Yes, I know Blogger sucks and its commenting system is awful. I also realize that WordPress and almost every other blogging software is light years ahead of Blogger in every conceivable way.
Regardless, Blogger’s upgraded itself enough whereby it’s still way quicker (and, more importantly, freer) to get a site up-and-running via Blogger than anywhere else. I also have a strong affinity for Google products of all kind, be it G-Mail, Picasa (the hell with Flickr and its 200-photo limitations), and hopefully Wave, once I receive my invitation.

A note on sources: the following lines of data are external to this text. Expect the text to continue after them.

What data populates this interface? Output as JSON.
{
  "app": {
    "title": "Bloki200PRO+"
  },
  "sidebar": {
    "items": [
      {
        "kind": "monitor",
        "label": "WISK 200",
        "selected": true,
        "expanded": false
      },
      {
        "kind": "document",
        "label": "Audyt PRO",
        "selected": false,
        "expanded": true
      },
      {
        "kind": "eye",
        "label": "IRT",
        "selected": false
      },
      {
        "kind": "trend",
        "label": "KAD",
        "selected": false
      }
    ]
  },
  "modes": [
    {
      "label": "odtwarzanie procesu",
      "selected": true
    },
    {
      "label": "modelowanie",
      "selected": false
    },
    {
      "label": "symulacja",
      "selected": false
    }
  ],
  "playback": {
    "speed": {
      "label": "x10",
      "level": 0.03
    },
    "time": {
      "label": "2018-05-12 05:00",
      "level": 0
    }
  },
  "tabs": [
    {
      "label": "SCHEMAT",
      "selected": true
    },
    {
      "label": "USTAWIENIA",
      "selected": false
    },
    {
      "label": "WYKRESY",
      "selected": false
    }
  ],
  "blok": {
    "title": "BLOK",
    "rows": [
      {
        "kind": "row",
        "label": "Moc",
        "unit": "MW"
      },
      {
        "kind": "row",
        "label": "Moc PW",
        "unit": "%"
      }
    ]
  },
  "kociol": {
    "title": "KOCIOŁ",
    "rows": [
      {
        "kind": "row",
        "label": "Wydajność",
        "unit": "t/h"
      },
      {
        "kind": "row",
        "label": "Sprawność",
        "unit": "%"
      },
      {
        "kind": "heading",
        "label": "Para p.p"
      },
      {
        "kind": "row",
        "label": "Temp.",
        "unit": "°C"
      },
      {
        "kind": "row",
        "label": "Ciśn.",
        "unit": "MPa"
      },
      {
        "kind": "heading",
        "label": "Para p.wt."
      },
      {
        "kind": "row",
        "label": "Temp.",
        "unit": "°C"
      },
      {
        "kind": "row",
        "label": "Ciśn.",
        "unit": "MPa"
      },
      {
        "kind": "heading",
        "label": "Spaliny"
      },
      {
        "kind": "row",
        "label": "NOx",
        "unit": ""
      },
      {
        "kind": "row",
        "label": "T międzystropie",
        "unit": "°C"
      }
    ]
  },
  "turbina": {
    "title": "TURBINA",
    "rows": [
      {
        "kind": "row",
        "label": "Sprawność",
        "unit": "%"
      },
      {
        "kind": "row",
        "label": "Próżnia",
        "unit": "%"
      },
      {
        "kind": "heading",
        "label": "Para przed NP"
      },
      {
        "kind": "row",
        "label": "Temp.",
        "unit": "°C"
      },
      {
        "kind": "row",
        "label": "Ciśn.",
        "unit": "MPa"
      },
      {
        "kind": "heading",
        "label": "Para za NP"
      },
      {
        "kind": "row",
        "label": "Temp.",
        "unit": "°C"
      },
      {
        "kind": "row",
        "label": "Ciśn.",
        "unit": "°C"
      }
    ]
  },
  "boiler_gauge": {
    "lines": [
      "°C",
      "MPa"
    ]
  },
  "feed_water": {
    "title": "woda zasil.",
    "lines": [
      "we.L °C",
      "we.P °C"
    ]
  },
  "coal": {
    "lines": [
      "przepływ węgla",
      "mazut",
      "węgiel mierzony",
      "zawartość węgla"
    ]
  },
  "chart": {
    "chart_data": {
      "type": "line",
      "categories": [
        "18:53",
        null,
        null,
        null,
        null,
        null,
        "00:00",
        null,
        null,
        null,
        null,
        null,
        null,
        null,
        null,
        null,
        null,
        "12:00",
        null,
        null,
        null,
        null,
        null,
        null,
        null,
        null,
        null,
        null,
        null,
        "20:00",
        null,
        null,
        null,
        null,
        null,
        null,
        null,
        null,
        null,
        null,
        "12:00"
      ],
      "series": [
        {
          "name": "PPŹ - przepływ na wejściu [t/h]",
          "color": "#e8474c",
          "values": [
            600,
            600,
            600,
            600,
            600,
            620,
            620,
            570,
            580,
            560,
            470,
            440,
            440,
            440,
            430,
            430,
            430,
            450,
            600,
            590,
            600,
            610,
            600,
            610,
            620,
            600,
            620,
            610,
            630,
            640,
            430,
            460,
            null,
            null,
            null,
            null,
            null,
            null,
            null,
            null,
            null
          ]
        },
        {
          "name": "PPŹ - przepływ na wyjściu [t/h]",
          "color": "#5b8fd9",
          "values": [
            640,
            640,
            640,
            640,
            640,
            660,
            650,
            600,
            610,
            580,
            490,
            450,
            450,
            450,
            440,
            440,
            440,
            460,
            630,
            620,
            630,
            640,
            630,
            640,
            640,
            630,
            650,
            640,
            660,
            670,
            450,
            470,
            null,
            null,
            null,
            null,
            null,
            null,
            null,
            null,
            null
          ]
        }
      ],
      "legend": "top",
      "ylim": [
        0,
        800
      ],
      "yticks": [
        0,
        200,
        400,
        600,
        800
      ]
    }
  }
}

But perhaps most importantly, Google is hosting my domain name for free, for some inexplicable reason. I’m surprised more people don’t know about this particular feature of Blogger, but I imagine the dislike for the platform is intense enough that this fact has been lost amid a sea of indifference.
While Google clearly hasn’t paid as much attention to Blogger as some of its other properties, having the Google name behind it gives me hope that it will eventually get the necessary upgrades it needs to bring it back to semi-respectability.
For starters, threaded/nested commenting is a must. Additionally, it’s beyond unacceptable that they haven’t even bothered to rewrite the code so that “0 comments” becomes “1 comment” and not “1 comments” after the first person leaves a note.
I tried to implement one of the Blogger hacks for threaded comments, but couldn’t get it to work. I also tried utilizing Disqus, but found the software buggy and the commenting system way too distracting. Of course, most importantly, neither of these options seem to have a reliable notification system — as inefficient and ugly as Blogger’s existing commenting system is, the one thing I love about it is that I am e-mailed the instant someone leaves a new comment. It would also be fantastic if Google would implement the ability to respond to comments via e-mail.
So unfortunately I am probably going to stick with the Blogger commenting system for the time being, and hope that Google eventually gets around to sprucing the software up so that it’s representative of the quality and high standards we’ve come to expect from the company’s products.